Data items
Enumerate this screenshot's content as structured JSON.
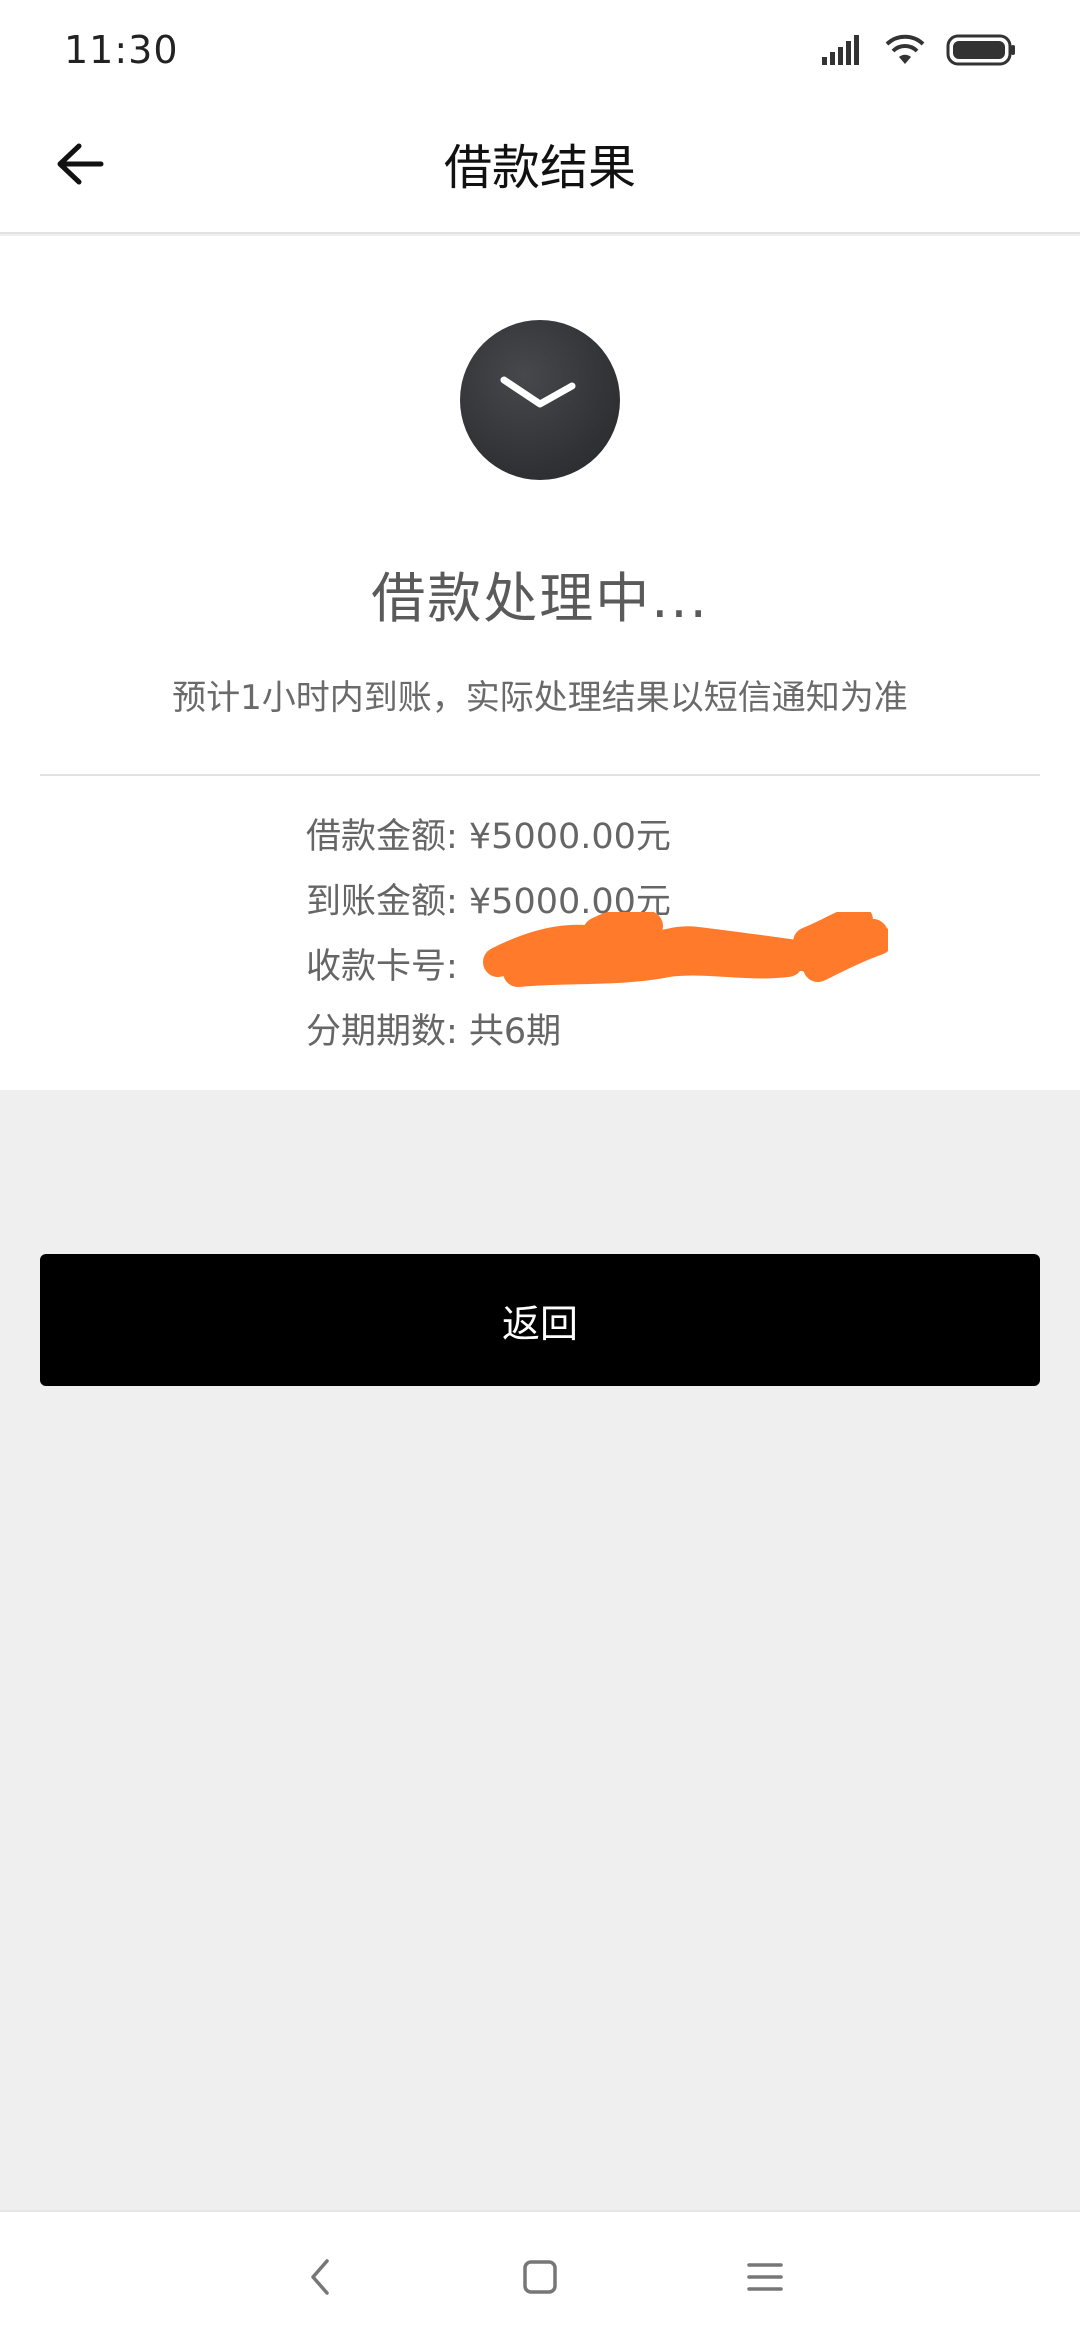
{
  "status_bar": {
    "time": "11:30",
    "icons": [
      "signal-icon",
      "wifi-icon",
      "battery-icon"
    ]
  },
  "header": {
    "title": "借款结果",
    "back_icon": "back-arrow-icon"
  },
  "result": {
    "icon": "clock-icon",
    "title": "借款处理中...",
    "description": "预计1小时内到账，实际处理结果以短信通知为准",
    "details": [
      {
        "text": "借款金额: ¥5000.00元"
      },
      {
        "text": "到账金额: ¥5000.00元"
      },
      {
        "text": "收款卡号: "
      },
      {
        "text": "分期期数: 共6期"
      }
    ]
  },
  "actions": {
    "return_label": "返回"
  },
  "system_nav": {
    "icons": [
      "back-chevron-icon",
      "home-square-icon",
      "menu-lines-icon"
    ]
  },
  "colors": {
    "primary_button": "#000000",
    "redaction": "#ff7a2b",
    "page_background": "#efefef"
  }
}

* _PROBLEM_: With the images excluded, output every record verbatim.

* _REPLY TO THE EXERCISE_:
Enumerate this screenshot's content as structured JSON.
{
  "status_bar": {
    "time": "11:30",
    "icons": [
      "signal-icon",
      "wifi-icon",
      "battery-icon"
    ]
  },
  "header": {
    "title": "借款结果",
    "back_icon": "back-arrow-icon"
  },
  "result": {
    "icon": "clock-icon",
    "title": "借款处理中...",
    "description": "预计1小时内到账，实际处理结果以短信通知为准",
    "details": [
      {
        "text": "借款金额: ¥5000.00元"
      },
      {
        "text": "到账金额: ¥5000.00元"
      },
      {
        "text": "收款卡号: "
      },
      {
        "text": "分期期数: 共6期"
      }
    ]
  },
  "actions": {
    "return_label": "返回"
  },
  "system_nav": {
    "icons": [
      "back-chevron-icon",
      "home-square-icon",
      "menu-lines-icon"
    ]
  },
  "colors": {
    "primary_button": "#000000",
    "redaction": "#ff7a2b",
    "page_background": "#efefef"
  }
}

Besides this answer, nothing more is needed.